Then the stock market collapsed into its worst days since 2008. A new jobs report showed more new jobs than expected, but not enough to lower the unemployment rate below 9 percent.

And as the week drew to a close, Standard & Poor's dropped the nation's credit rating a notch for the first time in history, ranking our creditworthiness below such industrial giants as Luxembourg, Liechtenstein and the Isle of Man.

His only consolation: Election Day is still almost 15 months away. Until then, his work is cut out for him.

What's loud and clear is the message from his core supporters and many independent swing voters: Face reality. Toughen up. No more Mr. Nice Obama.

Louder than ever one hears a complaint that has haunted him since his candidacy: He gives away too much, even before negotiations begin. The result? He gets slammed for his losses and everybody forgets about his victories.

In hard economic times, the public looks for a leader who will speak and lead with confidence. But Obama backed away from a big stimulus package -- despite the advice of Nobel Prize-winning Keynesian economists -- and diluted what was left with tax cuts that went unappreciated by Republicans. The stimulus worked, but only partly, as a half-stepping stimulus was expected to work. It helped to save the auto industry, for example. But otherwise Team Obama is left to say only that things would have been worse had he not acted at all. That's probably true, but hardly inspiring enough to put on a campaign bumper sticker.

Swing voters like compromise, so they say, but that sounds so last century for this Congress. Obama's Tea Party-enflamed opposition sees compromise as a sign of weakness, politically and personally, in these polarized times.

Michael Tomasky, writing in Newsweek and the Daily Beast, sees Obama's problem as less psychological than philosophical: a naive belief in a civic virtue that his more Machiavellian opposition happily steamrolls like an elephant on a thin-crust pizza. "So now what? He has to change," says Tomasky.

Good point. Obama's appeal to reason is noble and his outreach to swing voters is essential, but not at the expense of the clearly-stated goals, principles and positions that he needs to organize and inspire his base.

As a frustrated former Sen. Alan Simpson of Wyoming said after his fellow Republicans refused to budge on Obama's "balanced approach" -- the sort of balance for which Simpson called as co-chief of the Simpson-Bowles deficit reduction commission -- "If you can't learn to compromise an issue without compromising yourself then you shouldn't be a legislator."

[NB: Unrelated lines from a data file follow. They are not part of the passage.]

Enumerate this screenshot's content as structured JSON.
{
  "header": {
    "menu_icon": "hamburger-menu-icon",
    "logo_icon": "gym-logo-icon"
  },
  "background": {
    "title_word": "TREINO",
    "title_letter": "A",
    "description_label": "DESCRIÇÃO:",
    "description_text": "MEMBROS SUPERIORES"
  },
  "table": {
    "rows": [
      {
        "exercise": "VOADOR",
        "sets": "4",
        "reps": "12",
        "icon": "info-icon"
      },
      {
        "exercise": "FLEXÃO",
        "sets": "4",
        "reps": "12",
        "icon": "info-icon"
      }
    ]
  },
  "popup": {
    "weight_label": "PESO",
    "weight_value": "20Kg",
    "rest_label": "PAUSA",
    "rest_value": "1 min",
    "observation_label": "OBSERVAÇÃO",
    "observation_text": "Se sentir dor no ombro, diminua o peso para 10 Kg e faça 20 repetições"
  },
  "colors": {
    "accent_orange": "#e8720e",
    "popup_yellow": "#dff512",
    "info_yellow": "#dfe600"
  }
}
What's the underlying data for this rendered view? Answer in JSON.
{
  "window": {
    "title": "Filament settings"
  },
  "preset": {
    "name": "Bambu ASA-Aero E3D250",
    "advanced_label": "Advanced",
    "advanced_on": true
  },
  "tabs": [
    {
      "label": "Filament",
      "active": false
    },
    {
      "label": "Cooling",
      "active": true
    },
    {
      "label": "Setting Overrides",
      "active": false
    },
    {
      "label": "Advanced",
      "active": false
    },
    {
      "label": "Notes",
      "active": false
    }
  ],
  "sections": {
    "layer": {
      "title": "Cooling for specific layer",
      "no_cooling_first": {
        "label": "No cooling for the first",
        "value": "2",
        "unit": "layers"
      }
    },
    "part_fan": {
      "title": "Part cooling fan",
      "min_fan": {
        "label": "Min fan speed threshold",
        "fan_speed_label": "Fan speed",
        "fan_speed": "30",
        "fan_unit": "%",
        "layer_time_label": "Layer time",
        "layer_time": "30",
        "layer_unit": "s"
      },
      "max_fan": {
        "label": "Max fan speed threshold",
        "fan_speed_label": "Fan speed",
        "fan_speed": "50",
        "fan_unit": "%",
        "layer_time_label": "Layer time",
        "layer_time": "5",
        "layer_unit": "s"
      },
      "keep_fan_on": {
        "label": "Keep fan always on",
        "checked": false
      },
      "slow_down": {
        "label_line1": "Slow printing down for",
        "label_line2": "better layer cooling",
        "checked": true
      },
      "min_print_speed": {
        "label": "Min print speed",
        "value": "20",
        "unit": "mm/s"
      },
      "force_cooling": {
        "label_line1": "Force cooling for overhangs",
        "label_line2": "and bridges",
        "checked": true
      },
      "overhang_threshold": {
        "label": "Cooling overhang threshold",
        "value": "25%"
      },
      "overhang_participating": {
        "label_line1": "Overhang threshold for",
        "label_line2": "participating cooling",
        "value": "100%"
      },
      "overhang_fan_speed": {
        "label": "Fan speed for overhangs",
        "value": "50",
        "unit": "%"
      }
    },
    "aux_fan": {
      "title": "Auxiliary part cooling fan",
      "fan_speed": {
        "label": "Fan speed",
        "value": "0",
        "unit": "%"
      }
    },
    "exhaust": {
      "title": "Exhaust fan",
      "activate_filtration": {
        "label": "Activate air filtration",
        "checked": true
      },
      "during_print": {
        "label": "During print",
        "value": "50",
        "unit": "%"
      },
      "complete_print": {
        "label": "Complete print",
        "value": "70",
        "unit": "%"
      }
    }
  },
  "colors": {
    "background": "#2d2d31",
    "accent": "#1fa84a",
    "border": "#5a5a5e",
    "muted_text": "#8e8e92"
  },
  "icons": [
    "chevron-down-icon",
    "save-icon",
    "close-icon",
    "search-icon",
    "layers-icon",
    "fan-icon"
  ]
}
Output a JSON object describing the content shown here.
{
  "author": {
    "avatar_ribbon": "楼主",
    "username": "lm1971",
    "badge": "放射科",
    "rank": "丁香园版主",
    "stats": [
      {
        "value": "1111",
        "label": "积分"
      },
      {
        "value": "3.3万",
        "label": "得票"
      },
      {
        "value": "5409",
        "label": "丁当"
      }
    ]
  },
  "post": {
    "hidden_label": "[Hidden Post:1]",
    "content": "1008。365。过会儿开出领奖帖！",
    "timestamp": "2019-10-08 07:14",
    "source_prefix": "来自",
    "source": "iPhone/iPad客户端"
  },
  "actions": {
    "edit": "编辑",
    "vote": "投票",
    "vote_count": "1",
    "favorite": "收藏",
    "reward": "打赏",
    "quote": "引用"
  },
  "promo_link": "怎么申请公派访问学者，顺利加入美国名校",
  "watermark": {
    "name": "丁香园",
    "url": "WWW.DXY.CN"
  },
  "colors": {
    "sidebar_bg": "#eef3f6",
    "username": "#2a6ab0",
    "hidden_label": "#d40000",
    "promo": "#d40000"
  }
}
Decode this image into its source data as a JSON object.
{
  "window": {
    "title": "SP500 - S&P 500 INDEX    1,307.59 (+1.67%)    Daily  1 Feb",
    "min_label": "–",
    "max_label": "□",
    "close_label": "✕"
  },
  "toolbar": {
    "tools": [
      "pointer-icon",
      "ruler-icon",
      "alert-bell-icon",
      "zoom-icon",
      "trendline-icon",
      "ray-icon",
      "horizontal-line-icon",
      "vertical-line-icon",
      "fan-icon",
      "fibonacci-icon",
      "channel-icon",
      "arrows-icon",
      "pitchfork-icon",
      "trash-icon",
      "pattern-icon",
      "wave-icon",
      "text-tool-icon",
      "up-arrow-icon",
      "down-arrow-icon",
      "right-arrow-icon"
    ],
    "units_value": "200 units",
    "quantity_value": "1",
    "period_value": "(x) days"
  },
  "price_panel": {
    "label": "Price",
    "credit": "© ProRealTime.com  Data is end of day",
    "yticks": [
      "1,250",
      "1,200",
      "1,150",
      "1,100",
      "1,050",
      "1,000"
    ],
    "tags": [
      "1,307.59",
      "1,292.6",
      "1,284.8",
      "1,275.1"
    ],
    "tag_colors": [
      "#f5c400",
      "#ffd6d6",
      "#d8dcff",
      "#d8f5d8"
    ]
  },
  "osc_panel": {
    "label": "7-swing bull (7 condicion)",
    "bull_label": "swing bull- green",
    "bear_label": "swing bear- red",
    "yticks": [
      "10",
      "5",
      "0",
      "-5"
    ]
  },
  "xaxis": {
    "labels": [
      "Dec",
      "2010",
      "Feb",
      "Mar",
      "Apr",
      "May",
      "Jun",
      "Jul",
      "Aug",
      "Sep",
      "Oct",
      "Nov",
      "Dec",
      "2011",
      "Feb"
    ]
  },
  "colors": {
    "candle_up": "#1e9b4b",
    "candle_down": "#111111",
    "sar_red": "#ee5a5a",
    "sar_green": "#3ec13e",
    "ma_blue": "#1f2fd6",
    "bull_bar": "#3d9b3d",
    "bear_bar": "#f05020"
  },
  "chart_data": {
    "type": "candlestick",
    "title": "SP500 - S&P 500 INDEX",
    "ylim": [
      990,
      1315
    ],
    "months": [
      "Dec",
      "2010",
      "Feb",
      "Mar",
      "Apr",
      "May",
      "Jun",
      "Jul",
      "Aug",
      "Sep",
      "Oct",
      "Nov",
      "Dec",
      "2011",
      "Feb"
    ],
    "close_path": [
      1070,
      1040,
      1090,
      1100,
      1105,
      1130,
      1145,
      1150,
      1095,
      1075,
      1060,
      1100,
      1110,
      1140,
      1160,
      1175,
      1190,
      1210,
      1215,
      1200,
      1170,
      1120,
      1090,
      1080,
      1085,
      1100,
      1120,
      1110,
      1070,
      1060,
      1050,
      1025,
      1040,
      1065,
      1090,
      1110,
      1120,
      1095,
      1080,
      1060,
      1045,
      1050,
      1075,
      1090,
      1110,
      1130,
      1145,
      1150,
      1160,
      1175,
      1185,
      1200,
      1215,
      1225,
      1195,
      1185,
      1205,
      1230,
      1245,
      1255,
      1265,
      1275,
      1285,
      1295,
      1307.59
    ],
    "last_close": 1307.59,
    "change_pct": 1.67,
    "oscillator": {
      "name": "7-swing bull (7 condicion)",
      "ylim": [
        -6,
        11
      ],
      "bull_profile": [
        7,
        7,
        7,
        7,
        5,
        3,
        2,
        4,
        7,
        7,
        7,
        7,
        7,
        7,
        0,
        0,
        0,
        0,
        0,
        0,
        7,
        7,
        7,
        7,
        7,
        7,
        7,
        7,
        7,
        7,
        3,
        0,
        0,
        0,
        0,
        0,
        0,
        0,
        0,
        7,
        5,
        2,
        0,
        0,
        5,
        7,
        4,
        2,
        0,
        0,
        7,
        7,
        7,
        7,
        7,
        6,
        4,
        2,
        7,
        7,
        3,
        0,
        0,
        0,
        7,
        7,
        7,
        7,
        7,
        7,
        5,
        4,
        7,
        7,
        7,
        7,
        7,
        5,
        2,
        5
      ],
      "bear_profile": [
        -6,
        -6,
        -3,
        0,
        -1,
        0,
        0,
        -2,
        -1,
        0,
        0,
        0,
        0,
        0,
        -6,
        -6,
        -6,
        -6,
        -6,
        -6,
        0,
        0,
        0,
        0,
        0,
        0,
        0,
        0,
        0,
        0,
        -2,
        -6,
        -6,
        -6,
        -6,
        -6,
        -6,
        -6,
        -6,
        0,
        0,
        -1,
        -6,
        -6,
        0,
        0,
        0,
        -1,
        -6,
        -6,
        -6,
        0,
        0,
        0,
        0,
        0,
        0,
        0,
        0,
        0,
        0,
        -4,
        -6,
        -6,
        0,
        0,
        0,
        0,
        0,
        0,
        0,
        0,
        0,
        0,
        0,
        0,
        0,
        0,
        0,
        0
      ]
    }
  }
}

That's what Obama's base is telling him about being a leader. Voters admire a president who can compromise without compromising himself or, someday, herself. But first they want to know what the president believes. Before they move up off their couches to go vote, they want to know what kind of a difference the person they're voting for is going to make.